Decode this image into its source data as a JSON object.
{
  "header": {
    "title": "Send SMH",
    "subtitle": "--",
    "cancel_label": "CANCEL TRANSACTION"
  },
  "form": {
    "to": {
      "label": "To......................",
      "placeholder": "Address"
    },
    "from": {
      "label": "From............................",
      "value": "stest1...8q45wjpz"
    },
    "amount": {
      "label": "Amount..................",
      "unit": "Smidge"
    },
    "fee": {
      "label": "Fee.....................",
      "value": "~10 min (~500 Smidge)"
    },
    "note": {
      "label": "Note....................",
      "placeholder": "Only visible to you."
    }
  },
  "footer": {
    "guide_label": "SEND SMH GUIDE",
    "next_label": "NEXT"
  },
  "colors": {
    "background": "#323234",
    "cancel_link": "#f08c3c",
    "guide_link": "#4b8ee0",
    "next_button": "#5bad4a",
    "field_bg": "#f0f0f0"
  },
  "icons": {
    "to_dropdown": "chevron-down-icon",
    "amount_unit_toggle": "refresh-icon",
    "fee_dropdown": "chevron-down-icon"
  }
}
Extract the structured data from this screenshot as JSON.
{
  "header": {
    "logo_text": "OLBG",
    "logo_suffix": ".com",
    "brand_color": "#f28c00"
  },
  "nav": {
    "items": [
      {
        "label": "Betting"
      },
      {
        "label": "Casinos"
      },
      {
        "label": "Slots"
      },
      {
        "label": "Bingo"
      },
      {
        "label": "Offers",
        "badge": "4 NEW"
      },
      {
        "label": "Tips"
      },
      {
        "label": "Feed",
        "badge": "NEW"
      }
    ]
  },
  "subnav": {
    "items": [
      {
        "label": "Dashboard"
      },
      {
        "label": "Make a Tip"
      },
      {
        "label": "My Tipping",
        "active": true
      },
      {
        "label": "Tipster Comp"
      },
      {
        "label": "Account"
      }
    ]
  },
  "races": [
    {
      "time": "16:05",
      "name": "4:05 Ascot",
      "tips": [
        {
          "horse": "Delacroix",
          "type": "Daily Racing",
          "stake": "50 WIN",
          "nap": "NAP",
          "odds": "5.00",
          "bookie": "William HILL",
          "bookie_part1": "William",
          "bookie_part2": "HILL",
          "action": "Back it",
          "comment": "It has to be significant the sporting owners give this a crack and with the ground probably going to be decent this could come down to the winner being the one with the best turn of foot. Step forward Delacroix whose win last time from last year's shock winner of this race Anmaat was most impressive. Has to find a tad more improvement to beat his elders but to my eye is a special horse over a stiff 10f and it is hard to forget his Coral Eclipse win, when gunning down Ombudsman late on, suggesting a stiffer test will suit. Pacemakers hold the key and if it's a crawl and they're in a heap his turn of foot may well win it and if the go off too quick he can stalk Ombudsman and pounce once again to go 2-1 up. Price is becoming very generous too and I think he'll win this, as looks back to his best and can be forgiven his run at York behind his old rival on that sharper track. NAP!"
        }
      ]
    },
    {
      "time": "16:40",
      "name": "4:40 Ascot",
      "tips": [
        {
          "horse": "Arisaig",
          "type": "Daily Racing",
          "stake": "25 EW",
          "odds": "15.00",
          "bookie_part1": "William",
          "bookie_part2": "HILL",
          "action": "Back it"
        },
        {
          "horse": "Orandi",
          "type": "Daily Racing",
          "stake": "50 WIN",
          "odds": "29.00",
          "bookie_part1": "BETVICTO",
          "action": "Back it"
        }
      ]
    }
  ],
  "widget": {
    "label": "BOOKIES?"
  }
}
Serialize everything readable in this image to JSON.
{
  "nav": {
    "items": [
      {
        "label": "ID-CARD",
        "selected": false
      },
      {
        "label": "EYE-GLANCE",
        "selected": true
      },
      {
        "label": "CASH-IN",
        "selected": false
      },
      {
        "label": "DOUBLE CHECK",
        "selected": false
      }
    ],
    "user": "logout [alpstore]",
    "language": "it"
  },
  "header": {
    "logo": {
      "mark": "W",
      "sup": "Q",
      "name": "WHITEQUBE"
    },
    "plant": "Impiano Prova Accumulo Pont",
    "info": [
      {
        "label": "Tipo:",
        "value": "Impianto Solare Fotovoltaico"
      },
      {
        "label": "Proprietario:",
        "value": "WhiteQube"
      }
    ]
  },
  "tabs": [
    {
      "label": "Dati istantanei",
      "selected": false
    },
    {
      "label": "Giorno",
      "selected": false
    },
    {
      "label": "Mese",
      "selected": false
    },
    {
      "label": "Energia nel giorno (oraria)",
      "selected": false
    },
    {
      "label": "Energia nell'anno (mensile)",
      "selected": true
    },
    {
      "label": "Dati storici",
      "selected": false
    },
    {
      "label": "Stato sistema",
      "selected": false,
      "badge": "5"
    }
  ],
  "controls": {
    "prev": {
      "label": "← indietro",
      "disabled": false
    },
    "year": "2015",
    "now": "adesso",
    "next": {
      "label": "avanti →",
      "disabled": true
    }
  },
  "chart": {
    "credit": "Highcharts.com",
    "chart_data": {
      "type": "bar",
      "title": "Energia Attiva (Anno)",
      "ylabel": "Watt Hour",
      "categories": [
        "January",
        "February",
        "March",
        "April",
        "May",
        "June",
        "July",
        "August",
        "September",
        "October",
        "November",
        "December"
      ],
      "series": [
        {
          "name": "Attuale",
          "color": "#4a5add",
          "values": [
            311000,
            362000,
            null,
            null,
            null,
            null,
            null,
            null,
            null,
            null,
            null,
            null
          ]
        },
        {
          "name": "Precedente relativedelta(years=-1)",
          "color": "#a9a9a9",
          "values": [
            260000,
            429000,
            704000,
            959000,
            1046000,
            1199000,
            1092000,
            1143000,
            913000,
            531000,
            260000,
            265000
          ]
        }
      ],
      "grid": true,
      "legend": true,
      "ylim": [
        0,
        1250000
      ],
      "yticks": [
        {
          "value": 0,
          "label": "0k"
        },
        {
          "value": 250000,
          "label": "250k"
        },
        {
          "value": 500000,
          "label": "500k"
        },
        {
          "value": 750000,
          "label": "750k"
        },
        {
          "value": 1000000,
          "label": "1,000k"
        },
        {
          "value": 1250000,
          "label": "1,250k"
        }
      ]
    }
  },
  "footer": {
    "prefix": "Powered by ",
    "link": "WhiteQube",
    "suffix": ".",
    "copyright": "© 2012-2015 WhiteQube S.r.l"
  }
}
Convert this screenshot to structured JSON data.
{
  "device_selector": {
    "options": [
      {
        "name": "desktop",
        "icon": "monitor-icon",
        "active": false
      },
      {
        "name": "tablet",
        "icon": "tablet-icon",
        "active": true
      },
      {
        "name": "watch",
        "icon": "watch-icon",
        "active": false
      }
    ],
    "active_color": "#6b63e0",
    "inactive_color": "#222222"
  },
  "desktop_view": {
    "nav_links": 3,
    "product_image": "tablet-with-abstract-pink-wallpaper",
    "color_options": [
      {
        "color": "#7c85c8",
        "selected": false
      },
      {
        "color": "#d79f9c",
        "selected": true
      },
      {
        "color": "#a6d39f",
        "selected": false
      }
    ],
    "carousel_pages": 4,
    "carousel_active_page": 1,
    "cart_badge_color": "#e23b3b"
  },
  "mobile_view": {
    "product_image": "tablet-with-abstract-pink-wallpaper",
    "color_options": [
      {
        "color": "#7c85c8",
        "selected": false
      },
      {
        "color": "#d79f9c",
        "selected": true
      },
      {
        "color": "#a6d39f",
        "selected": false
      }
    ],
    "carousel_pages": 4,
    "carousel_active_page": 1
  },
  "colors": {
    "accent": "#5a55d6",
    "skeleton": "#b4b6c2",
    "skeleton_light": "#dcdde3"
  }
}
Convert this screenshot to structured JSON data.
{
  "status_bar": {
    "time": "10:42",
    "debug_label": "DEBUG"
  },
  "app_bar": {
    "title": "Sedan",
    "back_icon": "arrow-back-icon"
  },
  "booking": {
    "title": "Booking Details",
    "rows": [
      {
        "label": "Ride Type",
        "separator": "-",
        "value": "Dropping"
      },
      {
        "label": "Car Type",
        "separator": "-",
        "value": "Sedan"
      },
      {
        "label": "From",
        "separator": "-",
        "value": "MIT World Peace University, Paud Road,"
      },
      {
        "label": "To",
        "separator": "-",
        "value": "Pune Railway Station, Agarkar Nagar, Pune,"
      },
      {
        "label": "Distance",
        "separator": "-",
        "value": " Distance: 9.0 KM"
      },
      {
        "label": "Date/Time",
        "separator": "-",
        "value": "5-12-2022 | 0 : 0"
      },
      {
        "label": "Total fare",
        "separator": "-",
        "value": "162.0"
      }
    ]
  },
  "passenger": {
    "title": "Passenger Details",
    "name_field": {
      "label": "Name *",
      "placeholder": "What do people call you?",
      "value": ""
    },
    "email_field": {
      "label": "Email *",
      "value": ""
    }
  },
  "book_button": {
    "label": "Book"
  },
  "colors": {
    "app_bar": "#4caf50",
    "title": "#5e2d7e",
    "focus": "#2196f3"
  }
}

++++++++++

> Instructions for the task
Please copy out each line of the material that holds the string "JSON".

> Task output
Decode this image into its source data as a JSON object.
Extract the structured data from this screenshot as JSON.
Serialize everything readable in this image to JSON.
Convert this screenshot to structured JSON data.
Convert this screenshot to structured JSON data.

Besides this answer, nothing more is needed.